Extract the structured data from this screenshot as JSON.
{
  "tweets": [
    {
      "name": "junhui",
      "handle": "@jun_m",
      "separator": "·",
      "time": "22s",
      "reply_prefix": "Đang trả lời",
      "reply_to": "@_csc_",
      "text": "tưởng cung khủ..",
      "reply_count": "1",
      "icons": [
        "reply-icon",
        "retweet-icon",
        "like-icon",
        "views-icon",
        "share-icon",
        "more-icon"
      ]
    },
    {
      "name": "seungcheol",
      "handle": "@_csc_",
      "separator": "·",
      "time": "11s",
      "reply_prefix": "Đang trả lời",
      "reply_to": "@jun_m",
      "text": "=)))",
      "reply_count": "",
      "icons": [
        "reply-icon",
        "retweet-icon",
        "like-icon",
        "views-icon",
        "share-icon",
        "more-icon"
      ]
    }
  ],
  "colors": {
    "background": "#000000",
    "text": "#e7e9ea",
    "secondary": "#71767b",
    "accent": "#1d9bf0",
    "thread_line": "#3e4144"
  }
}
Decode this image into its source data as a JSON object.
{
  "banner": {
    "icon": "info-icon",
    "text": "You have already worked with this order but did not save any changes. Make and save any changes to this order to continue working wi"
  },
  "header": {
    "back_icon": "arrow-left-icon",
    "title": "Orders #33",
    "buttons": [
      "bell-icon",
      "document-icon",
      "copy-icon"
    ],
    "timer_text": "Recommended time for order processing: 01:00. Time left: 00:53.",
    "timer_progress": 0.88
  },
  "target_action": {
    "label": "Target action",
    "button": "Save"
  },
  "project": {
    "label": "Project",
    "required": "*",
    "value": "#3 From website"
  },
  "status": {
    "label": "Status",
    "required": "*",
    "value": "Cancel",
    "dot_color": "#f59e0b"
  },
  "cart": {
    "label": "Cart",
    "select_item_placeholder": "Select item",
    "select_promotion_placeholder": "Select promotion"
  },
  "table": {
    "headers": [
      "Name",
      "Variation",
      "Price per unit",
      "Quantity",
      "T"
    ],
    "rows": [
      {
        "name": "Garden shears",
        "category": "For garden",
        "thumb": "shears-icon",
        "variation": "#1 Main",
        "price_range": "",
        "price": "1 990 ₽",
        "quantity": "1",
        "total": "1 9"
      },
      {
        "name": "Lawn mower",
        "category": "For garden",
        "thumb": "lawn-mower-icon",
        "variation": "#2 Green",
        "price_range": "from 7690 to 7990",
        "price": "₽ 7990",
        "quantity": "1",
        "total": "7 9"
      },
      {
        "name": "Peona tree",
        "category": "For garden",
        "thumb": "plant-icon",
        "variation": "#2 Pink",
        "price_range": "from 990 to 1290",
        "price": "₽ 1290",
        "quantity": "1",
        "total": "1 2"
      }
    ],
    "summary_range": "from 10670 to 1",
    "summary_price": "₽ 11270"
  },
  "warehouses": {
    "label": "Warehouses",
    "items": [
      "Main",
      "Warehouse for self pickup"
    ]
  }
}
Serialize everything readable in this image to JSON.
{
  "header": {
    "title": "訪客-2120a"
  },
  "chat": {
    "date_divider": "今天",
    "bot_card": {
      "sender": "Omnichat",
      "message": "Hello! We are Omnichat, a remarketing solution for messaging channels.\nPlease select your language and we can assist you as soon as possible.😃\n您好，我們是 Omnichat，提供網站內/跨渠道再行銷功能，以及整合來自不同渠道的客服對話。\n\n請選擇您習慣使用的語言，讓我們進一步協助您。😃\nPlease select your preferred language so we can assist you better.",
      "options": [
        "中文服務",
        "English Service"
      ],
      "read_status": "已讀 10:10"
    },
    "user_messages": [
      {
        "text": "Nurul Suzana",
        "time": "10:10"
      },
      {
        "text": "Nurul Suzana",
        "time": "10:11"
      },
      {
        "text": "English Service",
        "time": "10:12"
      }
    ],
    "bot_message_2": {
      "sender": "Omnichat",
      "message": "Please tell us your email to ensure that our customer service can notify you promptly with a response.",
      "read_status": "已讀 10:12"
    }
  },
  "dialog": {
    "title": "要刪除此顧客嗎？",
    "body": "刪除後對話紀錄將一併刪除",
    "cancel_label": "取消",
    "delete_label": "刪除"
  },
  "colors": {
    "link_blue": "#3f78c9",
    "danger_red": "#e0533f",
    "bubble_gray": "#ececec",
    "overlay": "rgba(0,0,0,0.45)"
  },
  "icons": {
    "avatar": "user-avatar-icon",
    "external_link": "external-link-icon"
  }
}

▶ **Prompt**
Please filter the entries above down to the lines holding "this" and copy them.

▶ **Exercise response**
Extract the structured data from this screenshot as JSON.
Decode this image into its source data as a JSON object.
    "text": "You have already worked with this order but did not save any changes. Make and save any changes to this order to continue working wi"
Serialize everything readable in this image to JSON.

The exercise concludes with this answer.